Table 1

Standardised patient case details and expected management

Case detailsExpected management
Case descriptionDetails of scenarioHistoryTreatmentAdvice
Acute watery diarrhoea in a child“I need to buy something for my niece who has diarrhoea. She is 2 years old?”
Further questioning would reveal:
  • Four episodes during the last day;

  • More thirsty than usual;

  • May have had a slight fever;

  • No blood in the stool, abdominal pain or vomiting;

  • No medication had been taken.

Pharmacy server to ask:
  • Blood in stool?

  • Duration of diarrhoea?

  • Number of stools per day?

  • Number of episodes of vomiting?

  • Presence of fever?

  • Preillness feeding practices?

  • Type of fluids and foods during illness?

  • Child passing urine?

  • Tried any medication?

  • Oral rehydration therapy using ORS solution;

  • Zinc supplementation;

  •  No sale of antidiarrhoeals, antibiotics or antispasmodics.

  • Explain how to use ORS;

  • Importance of more fluids;

  • Usual diet should be continued (including milk);

  • Take to health worker if signs of dehydration or other problems, for example, blood in stool.

Suspected pulmonary tuberculosis in an adultOn completion of diarrhoea advice: “Also for myself… I have had cough and some fever for 3–4 weeks. We have had a relative staying with us who has TB. Can you suggest something?”
Further questioning would reveal:
  • Sputum in the cough;

  • Sweating at night;

  • Loss of appetite;

  • No medication had been taken.

Pharmacy server to ask:
  • Consulted doctor?

  • Chest pain?

  • Sputum or blood in cough?

  • Weakness or fatigue?

  • Weight loss?
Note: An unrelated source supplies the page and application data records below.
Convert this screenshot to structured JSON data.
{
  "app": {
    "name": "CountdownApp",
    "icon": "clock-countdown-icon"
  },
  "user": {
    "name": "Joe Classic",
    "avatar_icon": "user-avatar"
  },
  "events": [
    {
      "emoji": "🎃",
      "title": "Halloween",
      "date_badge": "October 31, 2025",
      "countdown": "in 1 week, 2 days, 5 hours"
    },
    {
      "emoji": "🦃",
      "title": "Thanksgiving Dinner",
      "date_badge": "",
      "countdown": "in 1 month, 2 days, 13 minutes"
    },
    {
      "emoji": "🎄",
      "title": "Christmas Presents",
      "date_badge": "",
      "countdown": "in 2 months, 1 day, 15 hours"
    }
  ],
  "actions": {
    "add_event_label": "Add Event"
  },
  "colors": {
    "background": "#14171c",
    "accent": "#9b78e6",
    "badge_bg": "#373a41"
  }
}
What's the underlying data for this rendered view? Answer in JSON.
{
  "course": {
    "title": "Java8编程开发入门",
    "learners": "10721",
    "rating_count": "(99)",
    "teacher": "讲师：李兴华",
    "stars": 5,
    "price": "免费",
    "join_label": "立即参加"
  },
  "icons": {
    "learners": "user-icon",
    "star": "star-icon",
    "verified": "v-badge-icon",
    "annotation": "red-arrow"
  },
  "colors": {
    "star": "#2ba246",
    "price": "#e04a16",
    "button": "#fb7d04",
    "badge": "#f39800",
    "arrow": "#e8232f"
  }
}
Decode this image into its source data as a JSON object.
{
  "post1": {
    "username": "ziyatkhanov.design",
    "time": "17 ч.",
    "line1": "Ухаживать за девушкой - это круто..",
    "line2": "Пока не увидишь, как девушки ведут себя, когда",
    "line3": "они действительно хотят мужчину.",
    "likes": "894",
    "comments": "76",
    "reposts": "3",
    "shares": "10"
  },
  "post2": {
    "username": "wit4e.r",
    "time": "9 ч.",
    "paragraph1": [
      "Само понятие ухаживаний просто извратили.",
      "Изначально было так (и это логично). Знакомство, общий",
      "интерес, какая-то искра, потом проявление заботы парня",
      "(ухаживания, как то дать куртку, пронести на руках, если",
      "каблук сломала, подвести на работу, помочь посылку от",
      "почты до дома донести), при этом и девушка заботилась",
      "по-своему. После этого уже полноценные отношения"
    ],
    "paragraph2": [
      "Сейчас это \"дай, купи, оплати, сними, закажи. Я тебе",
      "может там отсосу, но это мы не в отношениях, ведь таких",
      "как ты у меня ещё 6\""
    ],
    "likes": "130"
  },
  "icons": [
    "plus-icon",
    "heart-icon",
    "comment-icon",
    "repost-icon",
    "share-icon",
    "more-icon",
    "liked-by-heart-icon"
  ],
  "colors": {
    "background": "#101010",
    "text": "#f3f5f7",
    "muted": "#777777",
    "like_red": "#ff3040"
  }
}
  • Loss of appetite?

  • Chills?

  • Night sweats?

  • Any other symptoms?

  • Tried any medication?

  • Referral to TB clinic or other healthcare provider for sputum examination;

  • No sale of antibiotics (including anti-TB medication) or steroids.

  • Advise that treatment is available free of charge from government hospitals.

  • ORS, oral rehydration salts; TB, tuberculosis.